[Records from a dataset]
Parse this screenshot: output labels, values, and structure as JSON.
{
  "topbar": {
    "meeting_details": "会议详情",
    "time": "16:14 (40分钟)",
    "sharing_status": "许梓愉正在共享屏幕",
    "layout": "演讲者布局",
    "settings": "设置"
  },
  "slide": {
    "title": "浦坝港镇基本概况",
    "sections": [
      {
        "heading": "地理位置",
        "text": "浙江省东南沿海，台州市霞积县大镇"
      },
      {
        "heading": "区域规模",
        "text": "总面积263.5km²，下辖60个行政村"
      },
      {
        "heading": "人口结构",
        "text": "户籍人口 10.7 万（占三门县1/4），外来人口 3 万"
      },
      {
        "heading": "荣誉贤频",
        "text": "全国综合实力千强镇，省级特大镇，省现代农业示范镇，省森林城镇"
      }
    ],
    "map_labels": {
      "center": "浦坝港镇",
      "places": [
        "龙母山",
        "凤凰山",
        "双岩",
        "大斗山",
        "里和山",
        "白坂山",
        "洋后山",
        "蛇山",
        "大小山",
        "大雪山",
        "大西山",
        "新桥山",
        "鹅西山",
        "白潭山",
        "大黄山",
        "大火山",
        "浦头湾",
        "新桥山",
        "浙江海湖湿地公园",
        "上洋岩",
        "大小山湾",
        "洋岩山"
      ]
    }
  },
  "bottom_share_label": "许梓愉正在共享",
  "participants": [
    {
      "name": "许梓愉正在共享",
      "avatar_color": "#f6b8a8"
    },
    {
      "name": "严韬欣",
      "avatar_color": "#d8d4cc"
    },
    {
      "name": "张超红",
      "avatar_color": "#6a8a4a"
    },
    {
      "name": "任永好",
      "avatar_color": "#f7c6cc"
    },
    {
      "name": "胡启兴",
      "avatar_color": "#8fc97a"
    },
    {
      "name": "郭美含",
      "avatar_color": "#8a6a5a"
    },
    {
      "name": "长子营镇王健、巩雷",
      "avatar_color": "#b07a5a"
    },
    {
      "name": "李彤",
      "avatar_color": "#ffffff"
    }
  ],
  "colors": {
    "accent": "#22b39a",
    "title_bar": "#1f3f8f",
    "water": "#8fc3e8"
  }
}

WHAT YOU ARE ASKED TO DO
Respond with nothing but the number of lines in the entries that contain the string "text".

RESPONSE BOX
4